There's a new technology being played with by developers all around the world right now, and if you've been paying attention to the Desktop gaming world you've probably heard the world Vulkan tossed around recently. Folks excited about Vulkan aren't talking about Spock, but are actually excited about a new set of APIs with the lofty goal of making it possible to build a single game for multiple platforms and have that game outperform the current industry standard by leaps and bounds.

Here's what you need to know about Vulkan, and why you're going to be hearing a lot more about this over the next year.

You probably don't know it, but most of the games you play on your phone rely on a system that was built for a much older kind of computing in order to deliver you the experiences you have today. OpenGL ES has been considered an industry standard for a long time now, but it was built for a time when single-core processors ruled the computing world and to this day doesn't do enough to take advantage of multi-core processors. In a world where desktop and mobile processors are being released with four, six, and even eight cores on a regular basis, this causes a massive performance gap that needs to be addressed.

Basically, Vulkan means better gaming experiences and higher quality games are on the way to Android.

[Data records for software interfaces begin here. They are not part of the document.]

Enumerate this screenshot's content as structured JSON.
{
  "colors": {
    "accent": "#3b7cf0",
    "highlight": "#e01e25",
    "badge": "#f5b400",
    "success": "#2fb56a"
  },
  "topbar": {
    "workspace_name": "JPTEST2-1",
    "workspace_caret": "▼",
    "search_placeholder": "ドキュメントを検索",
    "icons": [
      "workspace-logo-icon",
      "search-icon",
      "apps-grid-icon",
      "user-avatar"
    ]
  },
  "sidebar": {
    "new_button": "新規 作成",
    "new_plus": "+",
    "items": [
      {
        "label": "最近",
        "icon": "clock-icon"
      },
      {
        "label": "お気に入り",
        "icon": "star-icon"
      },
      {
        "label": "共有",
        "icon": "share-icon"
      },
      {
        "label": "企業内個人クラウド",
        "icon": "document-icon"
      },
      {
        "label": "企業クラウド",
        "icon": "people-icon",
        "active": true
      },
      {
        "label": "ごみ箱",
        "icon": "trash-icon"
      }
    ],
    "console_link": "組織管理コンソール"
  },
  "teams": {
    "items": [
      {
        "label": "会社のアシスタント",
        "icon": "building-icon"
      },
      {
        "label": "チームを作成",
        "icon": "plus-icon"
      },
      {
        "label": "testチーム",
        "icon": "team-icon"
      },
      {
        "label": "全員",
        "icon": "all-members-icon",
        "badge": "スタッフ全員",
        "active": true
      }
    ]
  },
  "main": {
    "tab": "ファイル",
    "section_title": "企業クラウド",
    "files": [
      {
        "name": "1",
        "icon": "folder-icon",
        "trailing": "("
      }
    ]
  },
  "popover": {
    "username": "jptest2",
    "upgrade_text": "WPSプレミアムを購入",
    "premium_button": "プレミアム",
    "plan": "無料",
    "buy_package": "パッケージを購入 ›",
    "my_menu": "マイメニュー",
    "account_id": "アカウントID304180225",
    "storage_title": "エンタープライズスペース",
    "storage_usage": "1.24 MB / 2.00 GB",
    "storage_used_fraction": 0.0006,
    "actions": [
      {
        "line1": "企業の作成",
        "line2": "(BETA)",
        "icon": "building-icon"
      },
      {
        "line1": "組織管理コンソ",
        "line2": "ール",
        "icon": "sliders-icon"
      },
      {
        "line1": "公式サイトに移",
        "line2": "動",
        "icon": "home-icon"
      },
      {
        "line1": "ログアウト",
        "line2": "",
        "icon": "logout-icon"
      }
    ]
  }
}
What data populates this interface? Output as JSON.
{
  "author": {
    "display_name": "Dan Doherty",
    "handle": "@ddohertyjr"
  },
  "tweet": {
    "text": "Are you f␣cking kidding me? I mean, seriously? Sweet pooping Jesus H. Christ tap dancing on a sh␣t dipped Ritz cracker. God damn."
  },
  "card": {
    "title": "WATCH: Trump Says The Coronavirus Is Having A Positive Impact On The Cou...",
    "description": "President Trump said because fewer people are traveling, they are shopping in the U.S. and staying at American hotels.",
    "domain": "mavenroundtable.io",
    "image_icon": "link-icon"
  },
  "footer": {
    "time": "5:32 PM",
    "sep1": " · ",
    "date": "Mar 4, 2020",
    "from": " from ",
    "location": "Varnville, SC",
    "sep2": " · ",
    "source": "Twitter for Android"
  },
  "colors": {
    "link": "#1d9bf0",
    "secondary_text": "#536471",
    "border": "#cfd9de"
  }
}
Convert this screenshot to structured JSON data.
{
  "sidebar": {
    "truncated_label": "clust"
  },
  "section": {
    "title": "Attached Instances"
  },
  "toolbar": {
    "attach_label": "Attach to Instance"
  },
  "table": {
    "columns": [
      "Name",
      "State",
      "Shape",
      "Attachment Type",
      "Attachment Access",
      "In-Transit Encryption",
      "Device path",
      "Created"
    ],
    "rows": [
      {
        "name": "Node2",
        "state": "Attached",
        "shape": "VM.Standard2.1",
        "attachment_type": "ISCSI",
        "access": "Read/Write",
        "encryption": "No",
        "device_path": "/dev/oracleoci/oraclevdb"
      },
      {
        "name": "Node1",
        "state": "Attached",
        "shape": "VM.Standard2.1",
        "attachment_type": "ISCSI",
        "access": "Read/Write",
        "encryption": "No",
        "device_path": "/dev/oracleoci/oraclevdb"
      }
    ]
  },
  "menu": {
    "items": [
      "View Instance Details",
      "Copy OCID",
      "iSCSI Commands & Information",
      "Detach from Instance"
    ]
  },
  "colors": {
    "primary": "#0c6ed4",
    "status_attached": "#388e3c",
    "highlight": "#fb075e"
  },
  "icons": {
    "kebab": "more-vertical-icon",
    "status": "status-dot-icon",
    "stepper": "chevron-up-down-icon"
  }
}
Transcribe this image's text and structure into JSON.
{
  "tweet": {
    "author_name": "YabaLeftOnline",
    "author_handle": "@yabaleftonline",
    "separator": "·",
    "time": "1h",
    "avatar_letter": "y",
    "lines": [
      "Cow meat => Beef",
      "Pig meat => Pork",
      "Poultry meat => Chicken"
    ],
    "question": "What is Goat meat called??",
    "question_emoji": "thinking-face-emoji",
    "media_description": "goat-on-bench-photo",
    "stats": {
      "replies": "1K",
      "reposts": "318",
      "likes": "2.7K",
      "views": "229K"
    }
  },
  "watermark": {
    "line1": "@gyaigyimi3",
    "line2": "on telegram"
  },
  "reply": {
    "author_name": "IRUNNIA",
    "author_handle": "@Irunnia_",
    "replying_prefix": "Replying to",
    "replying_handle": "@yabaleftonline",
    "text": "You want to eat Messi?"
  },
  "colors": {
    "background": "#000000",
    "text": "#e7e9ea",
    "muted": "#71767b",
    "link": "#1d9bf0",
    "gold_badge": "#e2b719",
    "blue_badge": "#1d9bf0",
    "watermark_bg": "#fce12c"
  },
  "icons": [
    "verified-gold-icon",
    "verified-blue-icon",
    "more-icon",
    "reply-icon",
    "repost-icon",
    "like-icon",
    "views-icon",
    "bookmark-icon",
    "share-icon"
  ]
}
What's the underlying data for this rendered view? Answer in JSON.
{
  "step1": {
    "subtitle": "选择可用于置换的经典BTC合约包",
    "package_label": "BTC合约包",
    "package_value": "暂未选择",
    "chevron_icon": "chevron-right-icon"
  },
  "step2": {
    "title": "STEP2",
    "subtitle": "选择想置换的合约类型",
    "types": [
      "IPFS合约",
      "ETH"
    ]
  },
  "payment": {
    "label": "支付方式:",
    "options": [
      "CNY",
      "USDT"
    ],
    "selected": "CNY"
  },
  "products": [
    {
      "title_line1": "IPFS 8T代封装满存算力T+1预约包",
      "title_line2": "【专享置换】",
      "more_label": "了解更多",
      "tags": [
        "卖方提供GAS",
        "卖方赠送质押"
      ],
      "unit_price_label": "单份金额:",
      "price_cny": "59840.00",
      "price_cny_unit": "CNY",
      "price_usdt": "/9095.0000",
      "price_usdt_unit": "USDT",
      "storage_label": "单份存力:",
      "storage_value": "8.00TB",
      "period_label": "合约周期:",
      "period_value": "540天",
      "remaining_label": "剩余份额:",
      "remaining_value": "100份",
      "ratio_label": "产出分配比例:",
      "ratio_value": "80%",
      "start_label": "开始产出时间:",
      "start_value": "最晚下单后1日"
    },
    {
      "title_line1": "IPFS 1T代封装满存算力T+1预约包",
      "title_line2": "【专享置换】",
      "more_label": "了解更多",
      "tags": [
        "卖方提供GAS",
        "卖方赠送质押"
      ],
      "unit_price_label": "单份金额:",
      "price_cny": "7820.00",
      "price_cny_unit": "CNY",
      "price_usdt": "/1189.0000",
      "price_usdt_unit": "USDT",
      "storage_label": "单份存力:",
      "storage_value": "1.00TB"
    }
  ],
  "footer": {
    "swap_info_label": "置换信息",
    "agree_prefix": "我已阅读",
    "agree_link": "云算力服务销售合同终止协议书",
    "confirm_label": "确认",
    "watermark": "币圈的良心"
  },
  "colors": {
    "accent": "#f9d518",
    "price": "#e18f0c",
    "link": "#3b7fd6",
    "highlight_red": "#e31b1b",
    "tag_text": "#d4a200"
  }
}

Vulkan is an open source framework aimed at multi-threading in a way that OpenGL ES simply isn't capable of. It gives developers the tools to make their games more efficient by allowing the game better use of the processor, and is designed in such a way that it can be used for computing and rendering alike. It's largely based on APIs originally conceived by AMD called Mantle, but have since been expanded and improved by the Khronos Group which changed the name to Vulkan in the process.

Version 1.0 of Vulkan was released recently for Windows, Linux, and Android. On Android, where single-core performance is already not spectacular, this is a really big deal. Offering developers a way to better utilize the processor on an Android phone or tablet means the same game would consume significantly less power to deliver the same results. It also means developers can ramp up to better graphics, more challenging game environments, and a better overall game experience on our existing processors.

Vulkan members

As is often the case with new technologies like this, Vulkan is going to take a while to be available to everyone. NVIDIA has already released developer builds for their current-generation Android tablets and consoles, but that's a very small corner of Android for now. If you take a look at the list of members for the company supporting Vulkan, the Khronos Group, you'll see that the rest of Android is not likely to be far behind in supporting this technology. Google, Samsung, Sony, Qualcomm, Huawei, and several other big names are on a list of dozens currently contributing to Vulkan. It's likely we won't see anything from Google about Vulkan natively in Android until the next big version release, but there's a better than good chance we'll see more about Vulkan and Android before that happens.

Basically, Vulkan means better gaming experiences and higher quality games are on the way to Android. It's a great step forward, but it's also the kind of thing that is likely to take a while for everyone to fully enjoy. Before long it's likely we'll see developers showing off what they've accomplished with Vulkan, and that's when things will get really exciting.